Hojicha is popular among the young and elderly alike thanks to its mildness, plethora of health benefits, and low caffeine content. At first glance, it looks like a black tea, but it’s a composition of different blended green teas. The hojicha brewing process was developed in Kyoto during the 1920s, and it involves heating the leaves to a scorching 200 ºC, followed by a rapid cooling process. This particular brewing method ensures a mild taste because it drastically lowers the caffeine and catechin levels – both, which contribute significantly to a bitter and astringent taste.


FCartegnie, Konacha, CC BY-SA 3.0

Konacha is small leftover leaves left behind from the filtering process used in the production of sencha and gyokuro. It can, therefore, be referred to as an economical high quality Japanese green tea. Konacha is known for its dark green color, sharp taste and is often a popular ingredient in a various Japanese dishes. It’s also one of the most common varieties served at sushi restaurants.


Matcha green tea
Matcha green tea.

Matcha is probably the most well-known Japanese tea and consists of high-quality tencha leaves that are shaded for one month before harvest. Upon harvesting, the leaves are steamed and dried out before being flattened and having the stems and veins removed. They are then powdered through a lengthy milling process. Interestingly, it takes approximately one hour to produce a mere 40 grams of matcha powder.

It’s renowned for its immense health benefits thanks to its richness in vitamins and L-theanine. It also naturally contains caffeine.

Me Cha

Me Cha tea
FCartegnie, Me cha, CC BY-SA 3.0

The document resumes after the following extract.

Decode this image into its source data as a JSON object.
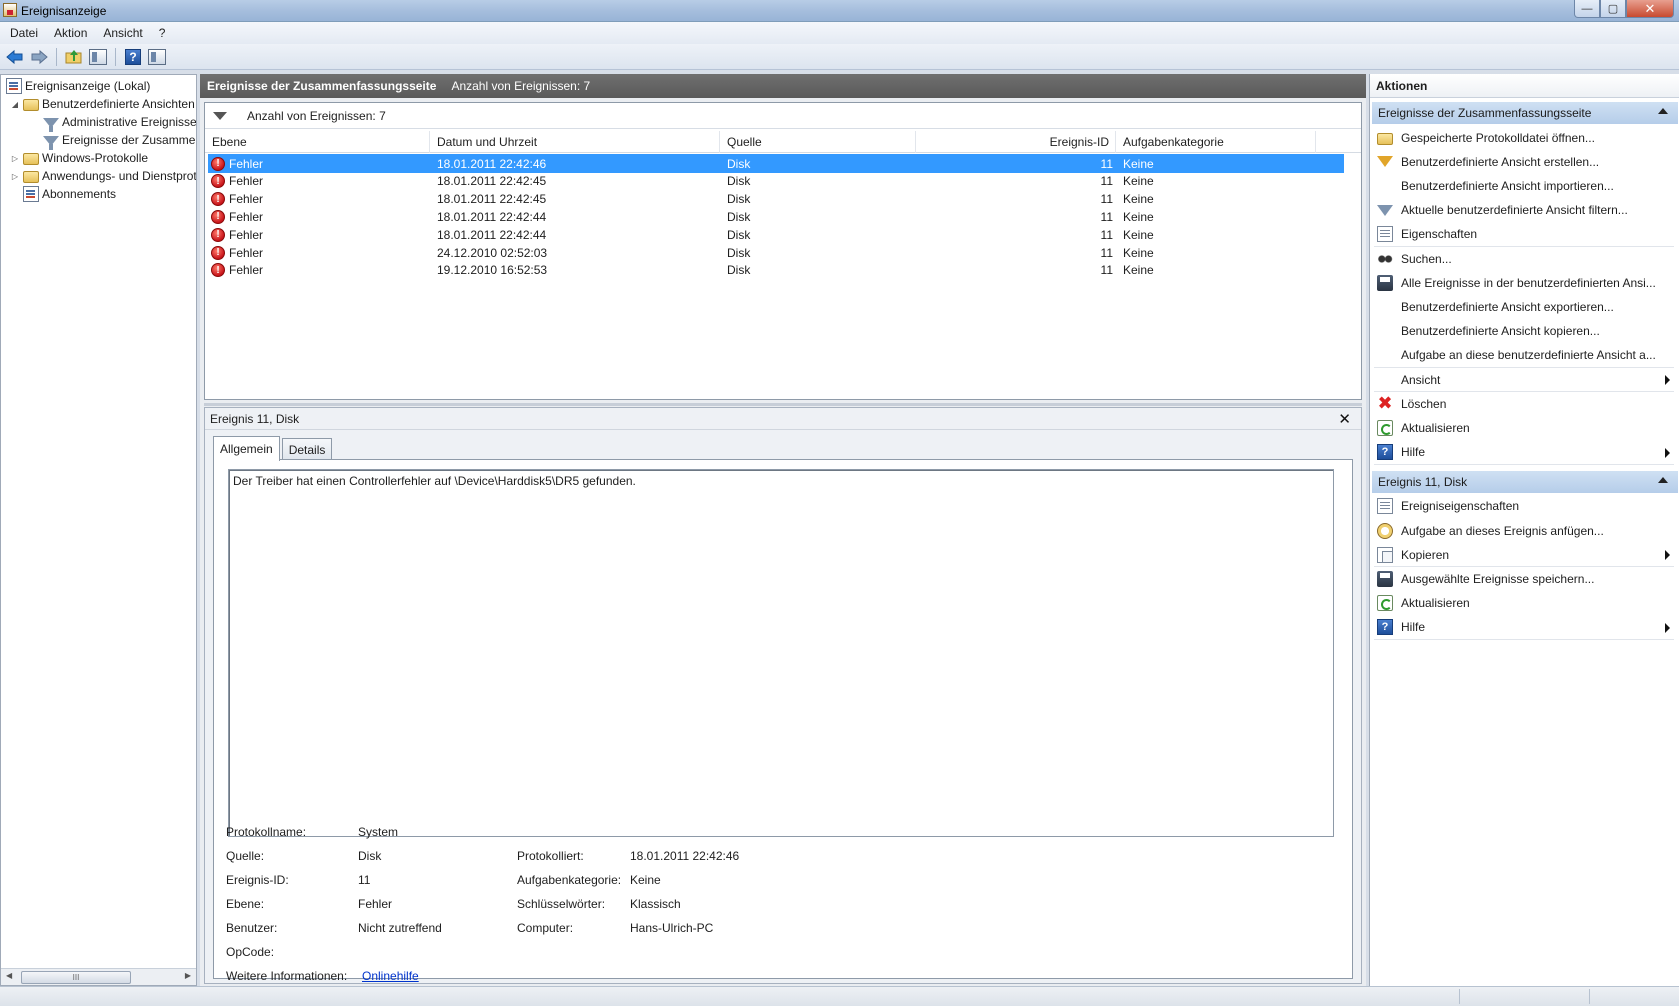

Me Cha is a very high-quality sencha variety. The actual name me cha translates to ‘buds and tips’ because the leaves are harvested while they are still in their infancy stages. You are most likely to come across me-cha in sushi restaurants across Japan because its bitter aftertaste is ideal for cleansing your palate.


Sencha leaves
Sencha green tea.

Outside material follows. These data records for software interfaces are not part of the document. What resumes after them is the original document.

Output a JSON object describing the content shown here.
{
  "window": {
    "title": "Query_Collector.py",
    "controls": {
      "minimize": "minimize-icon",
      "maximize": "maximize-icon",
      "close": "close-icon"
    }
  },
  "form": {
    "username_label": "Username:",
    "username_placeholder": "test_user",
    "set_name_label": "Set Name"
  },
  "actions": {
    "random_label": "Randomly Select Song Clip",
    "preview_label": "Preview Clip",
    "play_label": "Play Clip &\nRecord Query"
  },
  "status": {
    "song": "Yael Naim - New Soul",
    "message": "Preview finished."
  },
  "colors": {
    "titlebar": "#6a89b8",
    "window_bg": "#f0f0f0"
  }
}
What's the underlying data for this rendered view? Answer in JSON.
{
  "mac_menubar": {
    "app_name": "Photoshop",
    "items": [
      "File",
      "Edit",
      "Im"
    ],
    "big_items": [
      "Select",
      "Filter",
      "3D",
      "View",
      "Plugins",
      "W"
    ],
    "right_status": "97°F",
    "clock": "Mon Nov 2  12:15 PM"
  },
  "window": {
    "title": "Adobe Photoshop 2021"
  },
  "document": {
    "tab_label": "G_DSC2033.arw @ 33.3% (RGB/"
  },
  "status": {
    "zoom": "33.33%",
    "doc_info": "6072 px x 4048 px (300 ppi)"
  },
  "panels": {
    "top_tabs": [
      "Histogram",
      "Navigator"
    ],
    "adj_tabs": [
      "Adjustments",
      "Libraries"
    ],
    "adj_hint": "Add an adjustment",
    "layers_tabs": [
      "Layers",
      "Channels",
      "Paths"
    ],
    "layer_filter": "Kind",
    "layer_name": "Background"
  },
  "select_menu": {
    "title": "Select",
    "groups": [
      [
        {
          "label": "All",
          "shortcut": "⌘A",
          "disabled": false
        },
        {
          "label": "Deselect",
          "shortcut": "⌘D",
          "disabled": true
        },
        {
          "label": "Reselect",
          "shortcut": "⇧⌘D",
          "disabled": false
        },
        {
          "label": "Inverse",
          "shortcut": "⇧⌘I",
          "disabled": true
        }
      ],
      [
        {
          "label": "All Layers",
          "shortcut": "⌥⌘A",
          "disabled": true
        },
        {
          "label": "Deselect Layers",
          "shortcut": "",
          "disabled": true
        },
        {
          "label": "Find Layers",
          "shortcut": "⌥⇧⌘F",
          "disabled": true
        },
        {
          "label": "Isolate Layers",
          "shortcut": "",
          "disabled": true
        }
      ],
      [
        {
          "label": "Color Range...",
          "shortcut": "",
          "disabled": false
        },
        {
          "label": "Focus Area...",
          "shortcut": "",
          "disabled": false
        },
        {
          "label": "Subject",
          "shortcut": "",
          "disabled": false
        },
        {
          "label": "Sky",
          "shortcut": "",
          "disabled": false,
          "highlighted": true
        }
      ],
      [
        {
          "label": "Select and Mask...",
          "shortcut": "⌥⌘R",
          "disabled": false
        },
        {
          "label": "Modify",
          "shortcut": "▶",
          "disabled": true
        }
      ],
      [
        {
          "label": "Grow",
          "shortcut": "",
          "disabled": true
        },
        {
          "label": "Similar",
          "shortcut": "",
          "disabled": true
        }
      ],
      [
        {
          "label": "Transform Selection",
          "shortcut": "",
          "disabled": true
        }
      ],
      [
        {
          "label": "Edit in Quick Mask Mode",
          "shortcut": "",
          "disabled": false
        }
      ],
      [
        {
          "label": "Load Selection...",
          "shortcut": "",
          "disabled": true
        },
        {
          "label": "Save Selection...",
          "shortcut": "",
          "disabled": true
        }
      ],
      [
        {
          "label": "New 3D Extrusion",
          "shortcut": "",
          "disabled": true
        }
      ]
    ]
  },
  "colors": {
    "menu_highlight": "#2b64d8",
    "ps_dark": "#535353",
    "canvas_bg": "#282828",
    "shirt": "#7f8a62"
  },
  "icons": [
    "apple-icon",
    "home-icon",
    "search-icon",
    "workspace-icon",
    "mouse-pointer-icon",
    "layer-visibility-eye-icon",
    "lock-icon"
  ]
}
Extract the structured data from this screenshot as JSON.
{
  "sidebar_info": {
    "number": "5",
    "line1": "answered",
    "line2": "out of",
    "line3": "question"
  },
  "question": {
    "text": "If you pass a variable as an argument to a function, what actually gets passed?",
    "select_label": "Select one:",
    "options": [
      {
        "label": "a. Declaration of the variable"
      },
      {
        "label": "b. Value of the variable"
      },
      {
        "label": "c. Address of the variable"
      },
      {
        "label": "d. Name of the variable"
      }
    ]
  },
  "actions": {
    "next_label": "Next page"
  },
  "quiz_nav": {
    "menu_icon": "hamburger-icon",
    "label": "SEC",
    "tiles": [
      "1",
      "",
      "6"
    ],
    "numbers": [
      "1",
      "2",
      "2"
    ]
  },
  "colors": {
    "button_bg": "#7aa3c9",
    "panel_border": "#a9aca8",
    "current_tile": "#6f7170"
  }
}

Many people are under the impression that matcha is the most commonly consumed tea in Japan, but that title goes to sencha because it makes up a staggering 80% of all tea produced and consumed within the borders of Japan.

Flavors vary from region to region and also depend on the season. The very first harvest of the year is known as shincha (‘new tea’) and is regarded by many as the best tasting. Water temperature also plays a role in the taste. For example, the hotter the water, the drier and more astringent the taste becomes while the colder the water, the more mellow it tastes.

Another variety of sencha is kabusecha. What sets kabusecha apart is that it’s grown in the shade to naturally increase amino acid production resulting in a distinctive mild taste.


A small pile of Tamaryokucha leaves.
Fanny Schertzer, Tamaryokucha, CC BY-SA 3.0

Tamaryokucha, which translates to ‘coiled tea’, has a beautiful golden color and is grown on Kyushu island. This high-grade Japanese green tea has a refreshing berry and citrus aroma and tastes similar to almonds and berries. Tamaryokucha is mostly unknown outside of Japan and is rarely enjoyed outside of Kyushu island. Some choose to pan-fry the leaves as a processing method, but most people prefer steaming because it’s better for preserving the antioxidants and vitamins.

Related Content

The Japanese Tea Ceremony is an important cultural activity, which you can learn more about here.

Take a look at all of the other varieties available in Japan here.

Do you want to drink authentic Japanese brew in style? If so, take a look at these exquisitely beautiful tea sets from Japan.

Wagashi is a type of Japanese delicacy commonly consumed alongside tea. Learn more about it here.